For so long, resistance to self-criticism has been a hallmark of US medicine and the industry it has shaped. From at least the 1930s to the present day, physicians have made efforts to prevent the specter of socialized medicine. Doctors have repeatedly defended healthcare as an entrepreneurial endeavor against the threat of it becoming a public institution driven by rights rather than revenue.
This is partly related to the fact that doctors were being told that if health care became a public service, they would lose their professional autonomy and earn less money. For a profession that has been struggling for more than a century to achieve a higher status, this deeply resonated.
Therefore doctors have acquired the ability to defend a profoundly unequal healthcare system that places a greater emphasis on an individual’s moral duty for protecting their health than protecting health of the general population. Doctors sit at the bedsides of patients and advise them on how to reduce their risk of obesity, heart disease, and diabetes, for example, while generally disregarding how these diseases are connected to inequities in economic access to healthy food. Or, more lately, counseling patients on how to adjust their personal choices to lower their chance of developing COVID while working in occupations with poor safety procedures and labor protections.
Part of what attracts them to this norm is that doctors learn by doing, that is, through apprenticeship, where they repeat what has been modeled for them. To some extent, this is a required aspect of training in an applied technical field. It is also a fundamentally conservative learning model that teaches doctors to suppress critical thinking and trust the system, even when it provides perverse incentives.
It becomes difficult to identify the origins of much of what they do and whose interests it serves as a result. For example, the American Medical Association invented a billing code system as part of a political strategy to protect its vision of for-profit health care, and it now dictates almost every aspect of medical practice, trying to produce not only endless administrative work but also subtly shaping treatment choices.
Addressing the healthcare system’s flaws will necessarily require uncomfortable introspection and bold action. Any illusion that medicine and politics are or should be different spheres has been shattered by the death of over 1.1 million Americans from a pandemic that was, in many ways, a preventable disaster. And many physicians are now struggling to dispel the perception that our institutions are primarily a money-making machine.
- Doctors can no longer stand by and watch as these harms occur. They must use their collective power to demand changes such as universal health care and paid sick leave. Investments in community health worker programs and essential housing and social welfare systems need to be made. Neither major political party is currently prioritizing universal health care, but doctors do have significant power to initiate health policy reforms. We can start by following in the footsteps of colleagues at Montefiore Medical Center in the Bronx, who like thousands of other doctors before them, recently took steps to unionize.

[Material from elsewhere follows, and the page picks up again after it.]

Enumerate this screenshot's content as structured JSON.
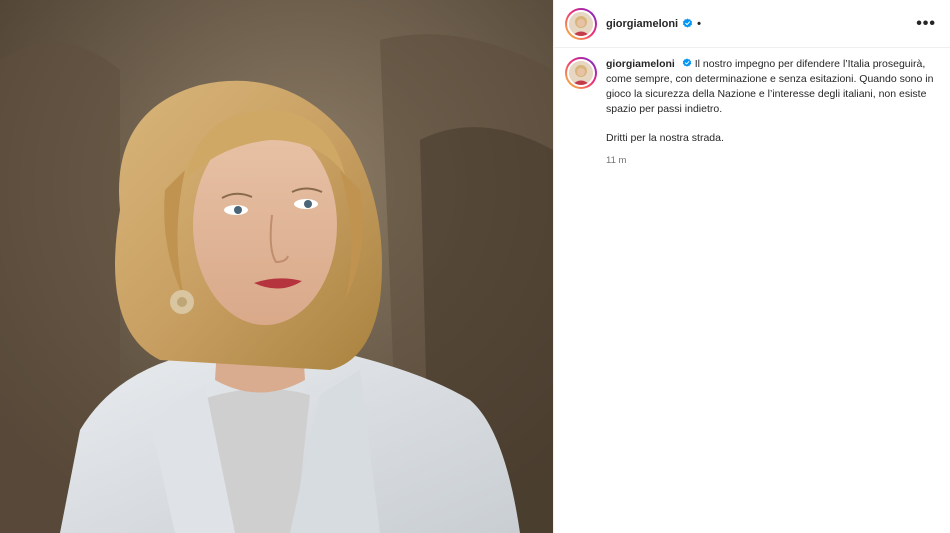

If we can establish an organizing network through doctors’ unions, proposals to demand universal health care through collective civil disobedience, such as physicians’ control over health care documentation and billing, could progress from visions to genuinely actionable steps.
- To be able to build the systems we require, we must admit that our current healthcare institutions are a part of the problem. Until doctors come together to demand a fundamental reorganization of our medical system, our work will not accomplish what we were promised (Reinhart, E, 2023).